My crew invites me to partake of wine and beer at their side. Sometimes, they sacrifice part of their wages to buy me such women as they find comely.

I choose the youngest ones, small-bosomed, resembling more children than females. The whiter the better.

But such specimens are dear and I dare not buy them for myself.

For hours, I close my eyes and imagine that other lips produce those caresses. I ask them not to speak, to stop being themselves, so that my fantasy may more readily transmute their flesh and I can achieve a weak, trembling orgasm that seems to escape from me, spilling out like sand.

The harlots prowling for crews are not unaware that— during the still hours upon the water, when all that exists is the certain solitude of darkest night and the slow breathing of the other sailors—one will seek, sooner or later, the taste of salt between the thighs.

And so, those women also sell their sons.

Devastated boys, like their mothers, beautiful only to newly landed men, their vision scorched by the sun, clouded by drink.

Sailors purchase such ephebes. Why should they not?

It is no secret.

On the islands, the boys are sold more cheaply. It is not uncommon to find them in the ports along our route.

Is Greece not renowned for the practice?

But I do not buy them. I remain with my men, pre- tending to regard women, sharing anecdotes that matter little to anyone.

I cannot buy them.

Not when I accompany my crew.

I am the Captain. I hold in my hands the lives of my men.

My men.

Along the route of salt, murder and intrigue are simpler. Muscles burn and seek to give that burning some meaning. To move, to smash against something; to act.

Against what? Against what, in the midst of such still- ness?

There can be no favoritism upon my schooner.

That is why I shall not choose any man. I shall never keep watch with those whom I desire. I refuse to let them walk naked.

I dare not.

Thence the difficulty of gathering my crews: hairless men from icy countries.

I prefer that the heat make them drowsy, that it be a heavy blanket over their heads. I do not want men accustomed to heat, whose brown skin can bear the full brunt of the noonday sun.

I do not wish them to laugh at my command to clothe themselves.

I should be wholly unable to get away from such men. I should never stop looking for the hidden taste within their bodies.

The salt of their seed.

Crews come and go. On each journey a new man, another who leaves.

They do well. I am not a good captain. Many things distract me.

They are uncomfortable with me. On a schooner, there is not room enough to dissemble their exasperation.

In Varna, I thought I should lose all my crew. After serving for a long time among the Southern Sporades in the Aegean Sea, supplying the Dodecanese Islands, they must be weary of the heat, of me, of the old Demeter, docked so many useless days in the port of Rhodes.

The Black Sea must have reminded them that they were men of cold climes; connoisseurs more of ports like Odessa, Sevastopol, Sochi, Batumi than of islands with strange names: Schinoussa, Nisyros, Laconia, Kalymnos. I know (how not to know?) that they ache for white- skinned women who speak their tongues, that they are plagued by memories of frigid lands, of ice creaking in storm winds.

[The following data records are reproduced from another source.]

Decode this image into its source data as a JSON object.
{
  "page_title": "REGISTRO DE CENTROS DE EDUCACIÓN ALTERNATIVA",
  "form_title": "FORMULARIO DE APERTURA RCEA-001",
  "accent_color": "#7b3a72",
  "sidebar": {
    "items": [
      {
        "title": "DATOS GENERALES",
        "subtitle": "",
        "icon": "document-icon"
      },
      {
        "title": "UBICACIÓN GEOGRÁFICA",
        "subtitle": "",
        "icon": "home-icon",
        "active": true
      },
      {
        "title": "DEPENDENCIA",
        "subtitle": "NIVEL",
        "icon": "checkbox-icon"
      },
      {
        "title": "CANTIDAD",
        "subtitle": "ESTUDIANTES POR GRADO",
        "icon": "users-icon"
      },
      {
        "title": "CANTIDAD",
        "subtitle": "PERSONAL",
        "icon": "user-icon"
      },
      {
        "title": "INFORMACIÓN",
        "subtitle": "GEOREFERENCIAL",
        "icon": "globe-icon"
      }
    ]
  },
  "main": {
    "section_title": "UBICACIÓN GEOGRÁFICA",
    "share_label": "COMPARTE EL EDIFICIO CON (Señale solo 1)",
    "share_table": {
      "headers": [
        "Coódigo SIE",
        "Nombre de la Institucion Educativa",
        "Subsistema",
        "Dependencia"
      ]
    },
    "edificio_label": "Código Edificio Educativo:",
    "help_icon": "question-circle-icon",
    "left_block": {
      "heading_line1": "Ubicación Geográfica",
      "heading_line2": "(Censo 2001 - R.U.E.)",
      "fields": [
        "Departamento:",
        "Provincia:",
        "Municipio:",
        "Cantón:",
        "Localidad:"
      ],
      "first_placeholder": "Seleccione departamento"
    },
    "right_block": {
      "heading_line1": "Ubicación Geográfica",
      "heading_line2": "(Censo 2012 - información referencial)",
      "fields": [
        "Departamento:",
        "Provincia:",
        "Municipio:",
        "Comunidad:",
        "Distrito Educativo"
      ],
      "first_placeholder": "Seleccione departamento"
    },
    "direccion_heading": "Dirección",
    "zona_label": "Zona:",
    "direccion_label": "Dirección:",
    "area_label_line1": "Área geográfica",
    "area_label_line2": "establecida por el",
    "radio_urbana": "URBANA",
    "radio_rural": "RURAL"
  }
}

What could the women of the Greek islands know of the howling Baba Yaga, her ramshackle home creeping through snowy forests on looming rooster legs? Naught. Swarthy women will smile at such an image, unable to protect sailors from the fear that their mothers' whispers instilled in them during endless winter hours.

They should have left to seek those white bodies, those shared memories of ice. But they have remained, nigh-on to a man, at my side.

We have arrived in Bulgaria. They have gone ashore without asking for extra coin to sustain them while they find another ship.

They spend their hours in dark taverns, while the owners of the Demeter prepare contracts, organize another trip, trace another route for us.

When it is time to sail, the men will return to the schooner as if it were their home, the only familiar thing in the heart of such foreign lands.

They have not remained for me, for love of this old ship.

It is simply difficult to find other jobs. All are as bad as the previous one.

I should have preferred that they leave.

With every sailor who travels with me for the first time, there is a chance.

New blood is always necessary.